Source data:
>>>>
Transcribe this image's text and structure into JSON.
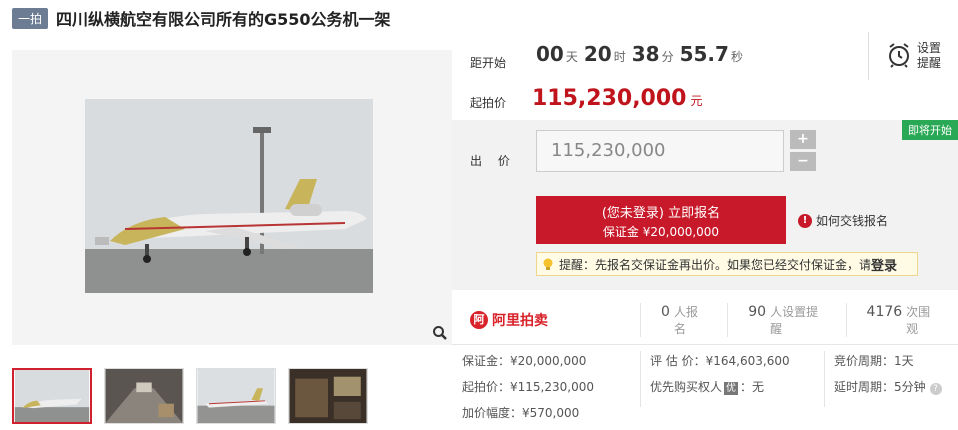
{
  "header": {
    "round_badge": "一拍",
    "title": "四川纵横航空有限公司所有的G550公务机一架"
  },
  "countdown": {
    "label": "距开始",
    "days": "00",
    "days_unit": "天",
    "hours": "20",
    "hours_unit": "时",
    "minutes": "38",
    "minutes_unit": "分",
    "seconds": "55.7",
    "seconds_unit": "秒"
  },
  "remind": {
    "line1": "设置",
    "line2": "提醒"
  },
  "start_price": {
    "label": "起拍价",
    "value": "115,230,000",
    "unit": "元"
  },
  "bid": {
    "soon_tag": "即将开始",
    "label": "出 价",
    "input_value": "115,230,000",
    "plus": "+",
    "minus": "−",
    "signup_main": "(您未登录) 立即报名",
    "signup_sub": "保证金 ¥20,000,000",
    "howto": "如何交钱报名",
    "tip_text": "提醒：先报名交保证金再出价。如果您已经交付保证金，请",
    "tip_link": "登录"
  },
  "stats": {
    "logo_text": "阿里拍卖",
    "signups_num": "0",
    "signups_unit": "人报名",
    "reminders_num": "90",
    "reminders_unit": "人设置提醒",
    "views_num": "4176",
    "views_unit": "次围观"
  },
  "details": {
    "deposit": "保证金：¥20,000,000",
    "start_price": "起拍价：¥115,230,000",
    "increment": "加价幅度：¥570,000",
    "appraisal": "评 估 价：¥164,603,600",
    "priority_label": "优先购买权人",
    "priority_badge": "优",
    "priority_value": "：无",
    "cycle": "竞价周期：1天",
    "delay": "延时周期：5分钟"
  },
  "colors": {
    "accent": "#c8192a",
    "soon": "#29a855"
  },
  "icons": [
    "alarm-clock-icon",
    "zoom-icon",
    "info-icon",
    "lightbulb-icon",
    "help-icon"
  ]
}
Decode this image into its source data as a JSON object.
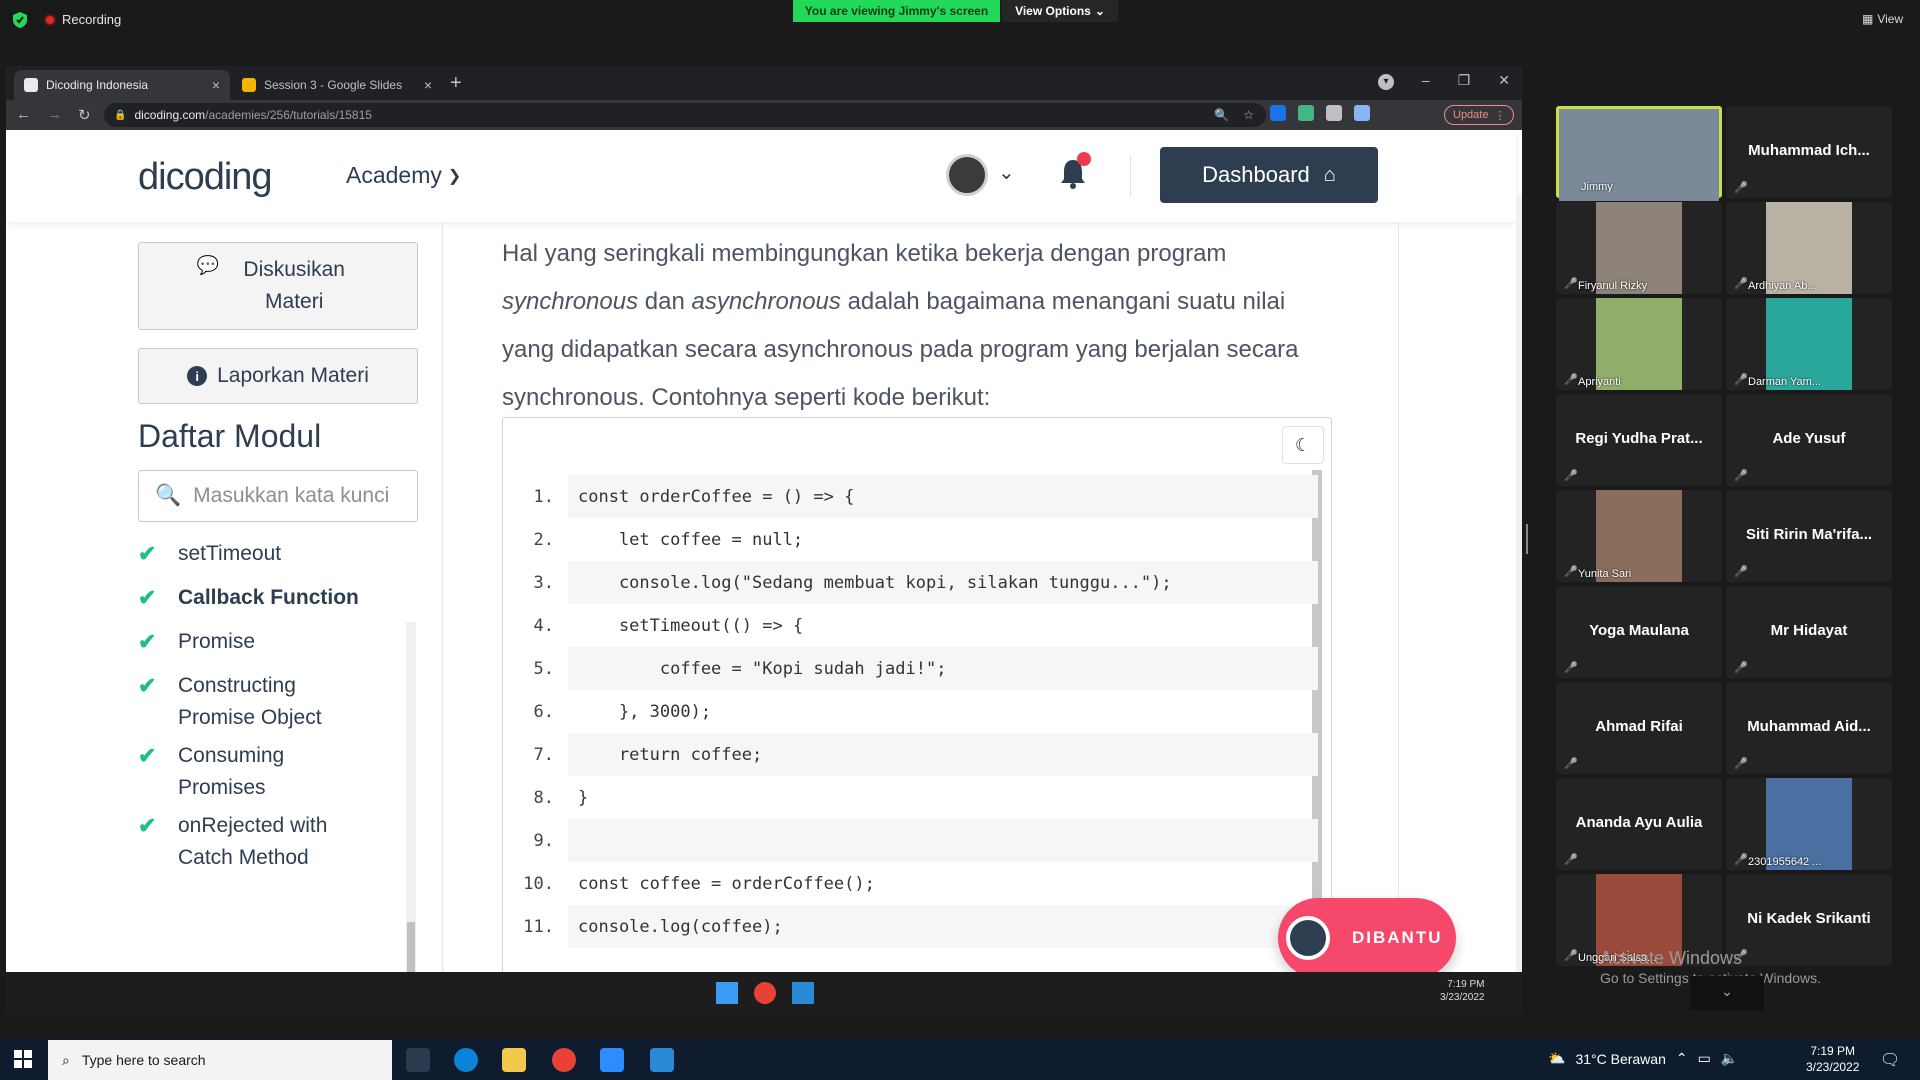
{
  "zoom": {
    "recording": "Recording",
    "viewing_banner": "You are viewing Jimmy's screen",
    "view_options": "View Options",
    "view_button": "View"
  },
  "browser": {
    "tabs": [
      {
        "label": "Dicoding Indonesia",
        "favicon_color": "#2d3e50"
      },
      {
        "label": "Session 3 - Google Slides",
        "favicon_color": "#f4b400"
      }
    ],
    "url_host": "dicoding.com",
    "url_path": "/academies/256/tutorials/15815",
    "update_label": "Update"
  },
  "site": {
    "logo": "dicoding",
    "academy": "Academy",
    "dashboard": "Dashboard",
    "sidebar": {
      "discuss": "Diskusikan Materi",
      "report": "Laporkan Materi",
      "modules_title": "Daftar Modul",
      "search_placeholder": "Masukkan kata kunci",
      "modules": [
        {
          "label": "setTimeout"
        },
        {
          "label": "Callback Function",
          "active": true
        },
        {
          "label": "Promise"
        },
        {
          "label": "Constructing Promise Object"
        },
        {
          "label": "Consuming Promises"
        },
        {
          "label": "onRejected with Catch Method"
        }
      ]
    },
    "paragraph_1": "Hal yang seringkali membingungkan ketika bekerja dengan program",
    "paragraph_em1": "synchronous",
    "paragraph_2": " dan ",
    "paragraph_em2": "asynchronous",
    "paragraph_3": " adalah bagaimana menangani suatu nilai yang didapatkan secara asynchronous pada program yang berjalan secara synchronous. Contohnya seperti kode berikut:",
    "code_lines": [
      {
        "n": "1.",
        "text": "const orderCoffee = () => {"
      },
      {
        "n": "2.",
        "text": "    let coffee = null;"
      },
      {
        "n": "3.",
        "text": "    console.log(\"Sedang membuat kopi, silakan tunggu...\");"
      },
      {
        "n": "4.",
        "text": "    setTimeout(() => {"
      },
      {
        "n": "5.",
        "text": "        coffee = \"Kopi sudah jadi!\";"
      },
      {
        "n": "6.",
        "text": "    }, 3000);"
      },
      {
        "n": "7.",
        "text": "    return coffee;"
      },
      {
        "n": "8.",
        "text": "}"
      },
      {
        "n": "9.",
        "text": ""
      },
      {
        "n": "10.",
        "text": "const coffee = orderCoffee();"
      },
      {
        "n": "11.",
        "text": "console.log(coffee);"
      }
    ],
    "dibantu": "DIBANTU"
  },
  "shared_clock": {
    "time": "7:19 PM",
    "date": "3/23/2022"
  },
  "participants": [
    {
      "name": "Jimmy",
      "video": true,
      "color": "#7a8a99"
    },
    {
      "name": "Muhammad Ich...",
      "video": false
    },
    {
      "name": "Firyanul Rizky",
      "video": true,
      "color": "#8d8378"
    },
    {
      "name": "Ardhiyan Ab...",
      "video": true,
      "color": "#b9b2a4"
    },
    {
      "name": "Apriyanti",
      "video": true,
      "color": "#8fae6a"
    },
    {
      "name": "Darman Yam...",
      "video": true,
      "color": "#2aa79b"
    },
    {
      "name": "Regi Yudha Prat...",
      "video": false
    },
    {
      "name": "Ade Yusuf",
      "video": false
    },
    {
      "name": "Yunita Sari",
      "video": true,
      "color": "#8a6c5c"
    },
    {
      "name": "Siti Ririn Ma'rifa...",
      "video": false
    },
    {
      "name": "Yoga Maulana",
      "video": false
    },
    {
      "name": "Mr Hidayat",
      "video": false
    },
    {
      "name": "Ahmad Rifai",
      "video": false
    },
    {
      "name": "Muhammad Aid...",
      "video": false
    },
    {
      "name": "Ananda Ayu Aulia",
      "video": false
    },
    {
      "name": "2301955642 ...",
      "video": true,
      "color": "#4a6fa0"
    },
    {
      "name": "Unggari Salsa...",
      "video": true,
      "color": "#9a4a3a"
    },
    {
      "name": "Ni Kadek Srikanti",
      "video": false
    }
  ],
  "windows_activation": {
    "title": "Activate Windows",
    "subtitle": "Go to Settings to activate Windows."
  },
  "taskbar": {
    "search_placeholder": "Type here to search",
    "weather": "31°C  Berawan",
    "time": "7:19 PM",
    "date": "3/23/2022"
  }
}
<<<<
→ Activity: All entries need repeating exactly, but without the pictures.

→ Finished exercise:
Transcribe this image's text and structure into JSON.
{
  "header": {
    "round_badge": "一拍",
    "title": "四川纵横航空有限公司所有的G550公务机一架"
  },
  "countdown": {
    "label": "距开始",
    "days": "00",
    "days_unit": "天",
    "hours": "20",
    "hours_unit": "时",
    "minutes": "38",
    "minutes_unit": "分",
    "seconds": "55.7",
    "seconds_unit": "秒"
  },
  "remind": {
    "line1": "设置",
    "line2": "提醒"
  },
  "start_price": {
    "label": "起拍价",
    "value": "115,230,000",
    "unit": "元"
  },
  "bid": {
    "soon_tag": "即将开始",
    "label": "出 价",
    "input_value": "115,230,000",
    "plus": "+",
    "minus": "−",
    "signup_main": "(您未登录) 立即报名",
    "signup_sub": "保证金 ¥20,000,000",
    "howto": "如何交钱报名",
    "tip_text": "提醒：先报名交保证金再出价。如果您已经交付保证金，请",
    "tip_link": "登录"
  },
  "stats": {
    "logo_text": "阿里拍卖",
    "signups_num": "0",
    "signups_unit": "人报名",
    "reminders_num": "90",
    "reminders_unit": "人设置提醒",
    "views_num": "4176",
    "views_unit": "次围观"
  },
  "details": {
    "deposit": "保证金：¥20,000,000",
    "start_price": "起拍价：¥115,230,000",
    "increment": "加价幅度：¥570,000",
    "appraisal": "评 估 价：¥164,603,600",
    "priority_label": "优先购买权人",
    "priority_badge": "优",
    "priority_value": "：无",
    "cycle": "竞价周期：1天",
    "delay": "延时周期：5分钟"
  },
  "colors": {
    "accent": "#c8192a",
    "soon": "#29a855"
  },
  "icons": [
    "alarm-clock-icon",
    "zoom-icon",
    "info-icon",
    "lightbulb-icon",
    "help-icon"
  ]
}
Decode this image into its source data as a JSON object.
{
  "zoom": {
    "recording": "Recording",
    "viewing_banner": "You are viewing Jimmy's screen",
    "view_options": "View Options",
    "view_button": "View"
  },
  "browser": {
    "tabs": [
      {
        "label": "Dicoding Indonesia",
        "favicon_color": "#2d3e50"
      },
      {
        "label": "Session 3 - Google Slides",
        "favicon_color": "#f4b400"
      }
    ],
    "url_host": "dicoding.com",
    "url_path": "/academies/256/tutorials/15815",
    "update_label": "Update"
  },
  "site": {
    "logo": "dicoding",
    "academy": "Academy",
    "dashboard": "Dashboard",
    "sidebar": {
      "discuss": "Diskusikan Materi",
      "report": "Laporkan Materi",
      "modules_title": "Daftar Modul",
      "search_placeholder": "Masukkan kata kunci",
      "modules": [
        {
          "label": "setTimeout"
        },
        {
          "label": "Callback Function",
          "active": true
        },
        {
          "label": "Promise"
        },
        {
          "label": "Constructing Promise Object"
        },
        {
          "label": "Consuming Promises"
        },
        {
          "label": "onRejected with Catch Method"
        }
      ]
    },
    "paragraph_1": "Hal yang seringkali membingungkan ketika bekerja dengan program",
    "paragraph_em1": "synchronous",
    "paragraph_2": " dan ",
    "paragraph_em2": "asynchronous",
    "paragraph_3": " adalah bagaimana menangani suatu nilai yang didapatkan secara asynchronous pada program yang berjalan secara synchronous. Contohnya seperti kode berikut:",
    "code_lines": [
      {
        "n": "1.",
        "text": "const orderCoffee = () => {"
      },
      {
        "n": "2.",
        "text": "    let coffee = null;"
      },
      {
        "n": "3.",
        "text": "    console.log(\"Sedang membuat kopi, silakan tunggu...\");"
      },
      {
        "n": "4.",
        "text": "    setTimeout(() => {"
      },
      {
        "n": "5.",
        "text": "        coffee = \"Kopi sudah jadi!\";"
      },
      {
        "n": "6.",
        "text": "    }, 3000);"
      },
      {
        "n": "7.",
        "text": "    return coffee;"
      },
      {
        "n": "8.",
        "text": "}"
      },
      {
        "n": "9.",
        "text": ""
      },
      {
        "n": "10.",
        "text": "const coffee = orderCoffee();"
      },
      {
        "n": "11.",
        "text": "console.log(coffee);"
      }
    ],
    "dibantu": "DIBANTU"
  },
  "shared_clock": {
    "time": "7:19 PM",
    "date": "3/23/2022"
  },
  "participants": [
    {
      "name": "Jimmy",
      "video": true,
      "color": "#7a8a99"
    },
    {
      "name": "Muhammad Ich...",
      "video": false
    },
    {
      "name": "Firyanul Rizky",
      "video": true,
      "color": "#8d8378"
    },
    {
      "name": "Ardhiyan Ab...",
      "video": true,
      "color": "#b9b2a4"
    },
    {
      "name": "Apriyanti",
      "video": true,
      "color": "#8fae6a"
    },
    {
      "name": "Darman Yam...",
      "video": true,
      "color": "#2aa79b"
    },
    {
      "name": "Regi Yudha Prat...",
      "video": false
    },
    {
      "name": "Ade Yusuf",
      "video": false
    },
    {
      "name": "Yunita Sari",
      "video": true,
      "color": "#8a6c5c"
    },
    {
      "name": "Siti Ririn Ma'rifa...",
      "video": false
    },
    {
      "name": "Yoga Maulana",
      "video": false
    },
    {
      "name": "Mr Hidayat",
      "video": false
    },
    {
      "name": "Ahmad Rifai",
      "video": false
    },
    {
      "name": "Muhammad Aid...",
      "video": false
    },
    {
      "name": "Ananda Ayu Aulia",
      "video": false
    },
    {
      "name": "2301955642 ...",
      "video": true,
      "color": "#4a6fa0"
    },
    {
      "name": "Unggari Salsa...",
      "video": true,
      "color": "#9a4a3a"
    },
    {
      "name": "Ni Kadek Srikanti",
      "video": false
    }
  ],
  "windows_activation": {
    "title": "Activate Windows",
    "subtitle": "Go to Settings to activate Windows."
  },
  "taskbar": {
    "search_placeholder": "Type here to search",
    "weather": "31°C  Berawan",
    "time": "7:19 PM",
    "date": "3/23/2022"
  }
}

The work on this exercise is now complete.